In America, certain European cars ostensibly set their drivers apart as willfully unique characters. Cars like the Volvo C30, or just about any Saab indicate that the driver’s desire to be seen as quirky iconoclasts outweighs any of the more rational metrics that might guide the car-buying process. And while in the US, compact size and European pedigree are the keys to stepping out of the automotive mainstream, making an automotive statement in Europe requires the opposite approach. Pickup trucks, muscle cars and American SUVs are the signifiers of choice for the Europeans who find themselves marching out of step with their efficient hatchback-driving fellow citizens. As a result, European advertisements for motorized guilty pleasures, like the one above, play on the perception that big V8s are downright antisocial. By refined European standards, no one should drive a brutish Camaro… but what’s more fun than blowing a supercharged raspberry at social niceties? And though the marketing for American muscle cars in Europe practically writes itself, global brands like Chevrolet don’t necessarily want the Ameri-barbarian associations… which might explain why Chevrolet has canceled plans to build a right hand drive Camaro.

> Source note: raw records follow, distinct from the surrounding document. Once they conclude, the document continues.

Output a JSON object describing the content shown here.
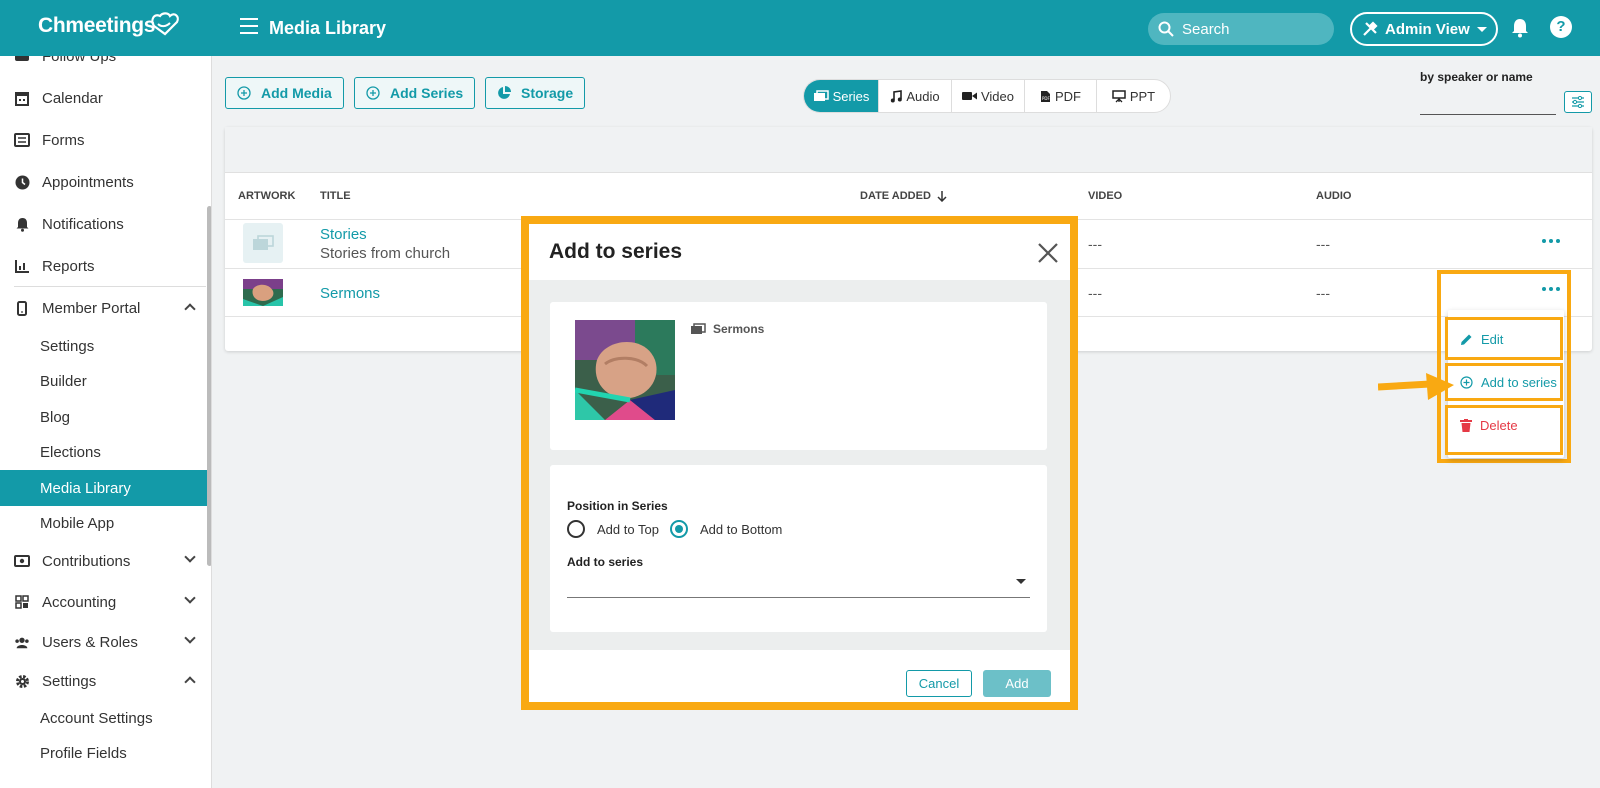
{
  "header": {
    "brand": "Chmeetings",
    "title": "Media Library",
    "search_label": "Search",
    "admin_view_label": "Admin View"
  },
  "sidebar": {
    "items": [
      {
        "label": "Follow Ups",
        "icon": "followups-icon"
      },
      {
        "label": "Calendar",
        "icon": "calendar-icon"
      },
      {
        "label": "Forms",
        "icon": "list-icon"
      },
      {
        "label": "Appointments",
        "icon": "clock-icon"
      },
      {
        "label": "Notifications",
        "icon": "bell-icon"
      },
      {
        "label": "Reports",
        "icon": "chart-icon"
      },
      {
        "label": "Member Portal",
        "icon": "phone-icon"
      }
    ],
    "member_portal_sub": [
      "Settings",
      "Builder",
      "Blog",
      "Elections",
      "Media Library",
      "Mobile App"
    ],
    "groups": [
      {
        "label": "Contributions",
        "icon": "money-icon"
      },
      {
        "label": "Accounting",
        "icon": "grid-icon"
      },
      {
        "label": "Users & Roles",
        "icon": "users-icon"
      },
      {
        "label": "Settings",
        "icon": "gear-icon"
      }
    ],
    "settings_sub": [
      "Account Settings",
      "Profile Fields"
    ]
  },
  "toolbar": {
    "add_media": "Add Media",
    "add_series": "Add Series",
    "storage": "Storage",
    "tabs": [
      "Series",
      "Audio",
      "Video",
      "PDF",
      "PPT"
    ],
    "active_tab": "Series",
    "filter_label": "by speaker or name"
  },
  "table": {
    "columns": [
      "ARTWORK",
      "TITLE",
      "DATE ADDED",
      "VIDEO",
      "AUDIO"
    ],
    "rows": [
      {
        "title": "Stories",
        "subtitle": "Stories from church",
        "video": "---",
        "audio": "---"
      },
      {
        "title": "Sermons",
        "subtitle": "",
        "video": "---",
        "audio": "---"
      }
    ]
  },
  "row_menu": {
    "edit": "Edit",
    "add_to_series": "Add to series",
    "delete": "Delete"
  },
  "modal": {
    "title": "Add to series",
    "series_name": "Sermons",
    "position_label": "Position in Series",
    "option_top": "Add to Top",
    "option_bottom": "Add to Bottom",
    "selected_position": "Add to Bottom",
    "select_label": "Add to series",
    "cancel": "Cancel",
    "add": "Add"
  },
  "colors": {
    "brand": "#139aa8",
    "highlight": "#f9a912",
    "danger": "#e53945"
  }
}
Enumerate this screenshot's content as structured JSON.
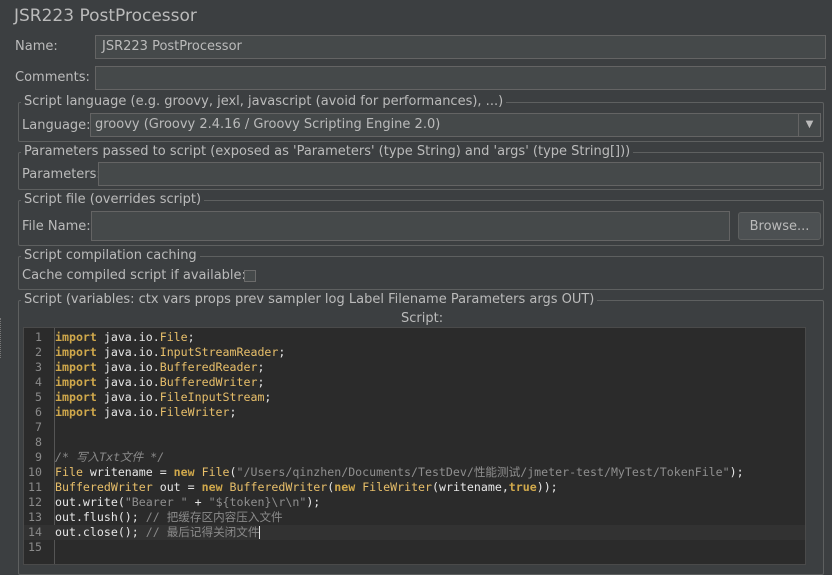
{
  "title": "JSR223 PostProcessor",
  "name_label": "Name:",
  "name_value": "JSR223 PostProcessor",
  "comments_label": "Comments:",
  "comments_value": "",
  "script_language": {
    "legend": "Script language (e.g. groovy, jexl, javascript (avoid for performances), ...)",
    "label": "Language:",
    "value": "groovy     (Groovy 2.4.16 / Groovy Scripting Engine 2.0)"
  },
  "parameters": {
    "legend": "Parameters passed to script (exposed as 'Parameters' (type String) and 'args' (type String[]))",
    "label": "Parameters:",
    "value": ""
  },
  "script_file": {
    "legend": "Script file (overrides script)",
    "label": "File Name:",
    "value": "",
    "browse_label": "Browse..."
  },
  "caching": {
    "legend": "Script compilation caching",
    "label": "Cache compiled script if available:",
    "checked": false
  },
  "script": {
    "legend": "Script (variables: ctx vars props prev sampler log Label Filename Parameters args OUT)",
    "header": "Script:",
    "current_line": 14,
    "lines": [
      {
        "n": "1",
        "tokens": [
          {
            "t": "import",
            "c": "kw"
          },
          {
            "t": " java.io.",
            "c": ""
          },
          {
            "t": "File",
            "c": "tp"
          },
          {
            "t": ";",
            "c": ""
          }
        ]
      },
      {
        "n": "2",
        "tokens": [
          {
            "t": "import",
            "c": "kw"
          },
          {
            "t": " java.io.",
            "c": ""
          },
          {
            "t": "InputStreamReader",
            "c": "tp"
          },
          {
            "t": ";",
            "c": ""
          }
        ]
      },
      {
        "n": "3",
        "tokens": [
          {
            "t": "import",
            "c": "kw"
          },
          {
            "t": " java.io.",
            "c": ""
          },
          {
            "t": "BufferedReader",
            "c": "tp"
          },
          {
            "t": ";",
            "c": ""
          }
        ]
      },
      {
        "n": "4",
        "tokens": [
          {
            "t": "import",
            "c": "kw"
          },
          {
            "t": " java.io.",
            "c": ""
          },
          {
            "t": "BufferedWriter",
            "c": "tp"
          },
          {
            "t": ";",
            "c": ""
          }
        ]
      },
      {
        "n": "5",
        "tokens": [
          {
            "t": "import",
            "c": "kw"
          },
          {
            "t": " java.io.",
            "c": ""
          },
          {
            "t": "FileInputStream",
            "c": "tp"
          },
          {
            "t": ";",
            "c": ""
          }
        ]
      },
      {
        "n": "6",
        "tokens": [
          {
            "t": "import",
            "c": "kw"
          },
          {
            "t": " java.io.",
            "c": ""
          },
          {
            "t": "FileWriter",
            "c": "tp"
          },
          {
            "t": ";",
            "c": ""
          }
        ]
      },
      {
        "n": "7",
        "tokens": []
      },
      {
        "n": "8",
        "tokens": []
      },
      {
        "n": "9",
        "tokens": [
          {
            "t": "/* 写入Txt文件 */",
            "c": "cmi"
          }
        ]
      },
      {
        "n": "10",
        "tokens": [
          {
            "t": "File",
            "c": "tp"
          },
          {
            "t": " writename = ",
            "c": ""
          },
          {
            "t": "new",
            "c": "kw"
          },
          {
            "t": " ",
            "c": ""
          },
          {
            "t": "File",
            "c": "tp"
          },
          {
            "t": "(",
            "c": ""
          },
          {
            "t": "\"/Users/qinzhen/Documents/TestDev/性能测试/jmeter-test/MyTest/TokenFile\"",
            "c": "str"
          },
          {
            "t": ");",
            "c": ""
          }
        ]
      },
      {
        "n": "11",
        "tokens": [
          {
            "t": "BufferedWriter",
            "c": "tp"
          },
          {
            "t": " out = ",
            "c": ""
          },
          {
            "t": "new",
            "c": "kw"
          },
          {
            "t": " ",
            "c": ""
          },
          {
            "t": "BufferedWriter",
            "c": "tp"
          },
          {
            "t": "(",
            "c": ""
          },
          {
            "t": "new",
            "c": "kw"
          },
          {
            "t": " ",
            "c": ""
          },
          {
            "t": "FileWriter",
            "c": "tp"
          },
          {
            "t": "(writename,",
            "c": ""
          },
          {
            "t": "true",
            "c": "kw"
          },
          {
            "t": "));",
            "c": ""
          }
        ]
      },
      {
        "n": "12",
        "tokens": [
          {
            "t": "out.write(",
            "c": ""
          },
          {
            "t": "\"Bearer \"",
            "c": "str"
          },
          {
            "t": " + ",
            "c": ""
          },
          {
            "t": "\"${token}\\r\\n\"",
            "c": "str"
          },
          {
            "t": ");",
            "c": ""
          }
        ]
      },
      {
        "n": "13",
        "tokens": [
          {
            "t": "out.flush(); ",
            "c": ""
          },
          {
            "t": "// 把缓存区内容压入文件",
            "c": "cm"
          }
        ]
      },
      {
        "n": "14",
        "tokens": [
          {
            "t": "out.close(); ",
            "c": ""
          },
          {
            "t": "// 最后记得关闭文件",
            "c": "cm"
          }
        ]
      },
      {
        "n": "15",
        "tokens": []
      }
    ]
  }
}
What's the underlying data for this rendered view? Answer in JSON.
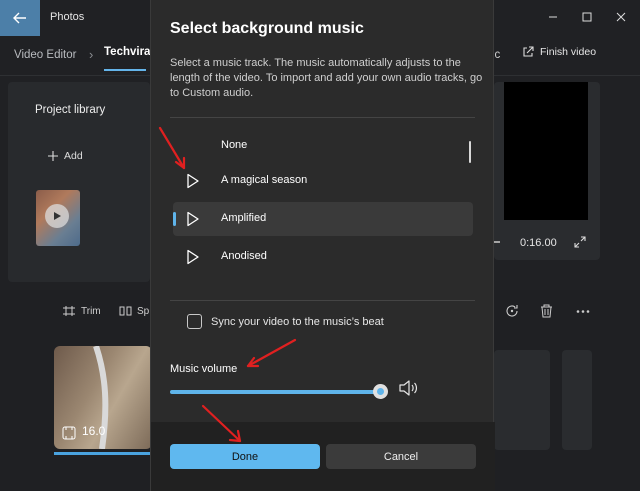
{
  "app": {
    "title": "Photos",
    "breadcrumb_root": "Video Editor",
    "breadcrumb_sep": "›",
    "breadcrumb_current": "Techviral",
    "toolbar_fragment": "ic",
    "finish_video": "Finish video"
  },
  "library": {
    "title": "Project library",
    "add_label": "Add"
  },
  "preview": {
    "time": "0:16.00"
  },
  "timeline": {
    "trim_label": "Trim",
    "split_label": "Sp",
    "clip_duration": "16.0"
  },
  "dialog": {
    "title": "Select background music",
    "description": "Select a music track. The music automatically adjusts to the length of the video. To import and add your own audio tracks, go to Custom audio.",
    "tracks": [
      {
        "label": "None",
        "play_icon": false
      },
      {
        "label": "A magical season",
        "play_icon": true
      },
      {
        "label": "Amplified",
        "play_icon": true,
        "selected": true
      },
      {
        "label": "Anodised",
        "play_icon": true
      }
    ],
    "sync_label": "Sync your video to the music’s beat",
    "sync_checked": false,
    "volume_label": "Music volume",
    "volume_level": 1.0,
    "done_label": "Done",
    "cancel_label": "Cancel"
  },
  "colors": {
    "accent": "#5fb8ef",
    "annotation_arrow": "#e02020"
  }
}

Speaking to Motor Trend, GM’s Bob Lutz explains that swimming against the European mainstream can’t take priority for Chevrolet anymore.
No matter which car company you work for, there’s never enough engineering money, talent and capital to do everything you want to do. So when we looked at the hybrids that we have to do, and the plug-ins that we have to do, we just had to priority rank it and I couldn’t argue with the priorities.
In addition to engineering priorities and image issues, Lutz explains that the RHD markets also don’t have that many power-obsessed individualists. And sales estimates weren’t just low in the UK, but in Australia as well, where (RHD aside) the market taste resembles America’s more than anywhere else.
The UK was low, and…frankly I think Australia could have stepped up to the plate with some more. But when we finally looked at it there weren’t enough units to justify after all what is a fairly large investment. I am always personally sad when we create an exciting car and there’s demand for it in an interesting country like Australia, and we can’t afford it. It seems particularly ironic since all of the chassis development and the engineering was done there.
Meanwhile, will the parts of Europe that drive on the correct side of the road get Camaros as GM pushes its Chevrolet brand into greater importance there? Chevrolet.de offers no clues to the affirmative, listing Camaro as a “vehicle study.” And frankly, with Corvette and Cadillac also fighting (likely in vain) for Euro-acceptance, it makes far more sense for GM to limit V8s to their (theoretically) more profitable Caddys and ‘vettes. Besides, real European Amerophile cads buy their muscle cars from grey-market importers… because it’s just that little bit more delightfully antisocial.